» **WHAT TO WORK ON**: Find the string "this" in the records and copy each line where it occurs.

» **EXERCISE DATA**:
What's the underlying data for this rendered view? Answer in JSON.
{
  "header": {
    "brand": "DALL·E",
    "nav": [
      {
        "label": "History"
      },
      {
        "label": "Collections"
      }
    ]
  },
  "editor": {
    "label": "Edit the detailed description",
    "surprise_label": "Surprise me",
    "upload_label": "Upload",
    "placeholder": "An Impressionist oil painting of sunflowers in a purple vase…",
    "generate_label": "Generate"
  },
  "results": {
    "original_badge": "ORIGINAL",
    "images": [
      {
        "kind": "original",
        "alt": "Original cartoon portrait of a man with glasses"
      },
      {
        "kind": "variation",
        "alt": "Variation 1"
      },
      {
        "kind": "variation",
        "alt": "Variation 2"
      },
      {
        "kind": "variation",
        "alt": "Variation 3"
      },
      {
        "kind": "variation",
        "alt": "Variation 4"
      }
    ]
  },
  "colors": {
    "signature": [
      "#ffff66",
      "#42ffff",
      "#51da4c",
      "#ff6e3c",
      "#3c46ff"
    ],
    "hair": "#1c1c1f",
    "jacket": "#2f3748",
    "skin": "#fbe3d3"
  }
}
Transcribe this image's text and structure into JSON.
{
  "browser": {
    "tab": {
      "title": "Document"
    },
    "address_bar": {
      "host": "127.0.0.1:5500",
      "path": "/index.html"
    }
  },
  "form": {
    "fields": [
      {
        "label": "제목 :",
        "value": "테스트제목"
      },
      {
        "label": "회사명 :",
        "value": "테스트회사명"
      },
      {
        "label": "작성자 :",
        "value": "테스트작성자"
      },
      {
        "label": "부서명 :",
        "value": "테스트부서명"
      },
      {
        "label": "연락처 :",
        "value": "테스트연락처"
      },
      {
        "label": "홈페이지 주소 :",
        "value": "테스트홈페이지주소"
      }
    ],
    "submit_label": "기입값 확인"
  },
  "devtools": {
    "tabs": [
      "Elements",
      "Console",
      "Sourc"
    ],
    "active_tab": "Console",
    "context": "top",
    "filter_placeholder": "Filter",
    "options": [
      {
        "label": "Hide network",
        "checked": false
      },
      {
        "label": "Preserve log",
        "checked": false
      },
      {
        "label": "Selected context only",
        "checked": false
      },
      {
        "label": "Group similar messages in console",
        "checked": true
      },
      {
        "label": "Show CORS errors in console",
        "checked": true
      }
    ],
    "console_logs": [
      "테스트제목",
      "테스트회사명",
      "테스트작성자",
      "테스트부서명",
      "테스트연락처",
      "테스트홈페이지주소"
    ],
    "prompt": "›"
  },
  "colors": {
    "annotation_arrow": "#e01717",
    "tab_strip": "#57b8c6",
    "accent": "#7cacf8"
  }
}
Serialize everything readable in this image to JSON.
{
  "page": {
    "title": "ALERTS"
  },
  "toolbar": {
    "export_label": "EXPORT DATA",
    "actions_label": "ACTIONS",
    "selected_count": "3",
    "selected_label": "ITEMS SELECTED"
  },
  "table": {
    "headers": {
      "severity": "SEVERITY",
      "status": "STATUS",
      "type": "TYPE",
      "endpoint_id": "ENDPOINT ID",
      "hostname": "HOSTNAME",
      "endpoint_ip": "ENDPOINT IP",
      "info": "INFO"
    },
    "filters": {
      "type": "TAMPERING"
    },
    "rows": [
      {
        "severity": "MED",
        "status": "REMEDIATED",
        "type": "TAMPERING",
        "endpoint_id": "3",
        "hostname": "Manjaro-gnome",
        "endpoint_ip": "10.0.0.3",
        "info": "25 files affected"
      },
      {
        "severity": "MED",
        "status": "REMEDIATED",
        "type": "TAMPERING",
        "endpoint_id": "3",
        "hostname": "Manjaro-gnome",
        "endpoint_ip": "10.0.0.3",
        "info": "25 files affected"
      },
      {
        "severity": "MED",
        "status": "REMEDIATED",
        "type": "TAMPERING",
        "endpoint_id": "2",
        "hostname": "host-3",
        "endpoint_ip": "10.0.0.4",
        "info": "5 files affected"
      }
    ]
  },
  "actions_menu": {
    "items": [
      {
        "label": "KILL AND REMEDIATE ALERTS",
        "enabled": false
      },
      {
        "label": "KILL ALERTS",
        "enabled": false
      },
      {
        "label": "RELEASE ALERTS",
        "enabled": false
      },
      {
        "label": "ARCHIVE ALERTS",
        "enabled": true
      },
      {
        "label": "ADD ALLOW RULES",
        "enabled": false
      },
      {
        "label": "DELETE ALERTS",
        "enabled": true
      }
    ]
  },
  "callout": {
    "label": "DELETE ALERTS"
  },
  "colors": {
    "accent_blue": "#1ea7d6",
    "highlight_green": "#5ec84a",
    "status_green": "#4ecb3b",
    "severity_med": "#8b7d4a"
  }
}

» **REPLY TO THE TASK**:
What's the underlying data for this rendered view? Answer in JSON.
Transcribe this image's text and structure into JSON.
Serialize everything readable in this image to JSON.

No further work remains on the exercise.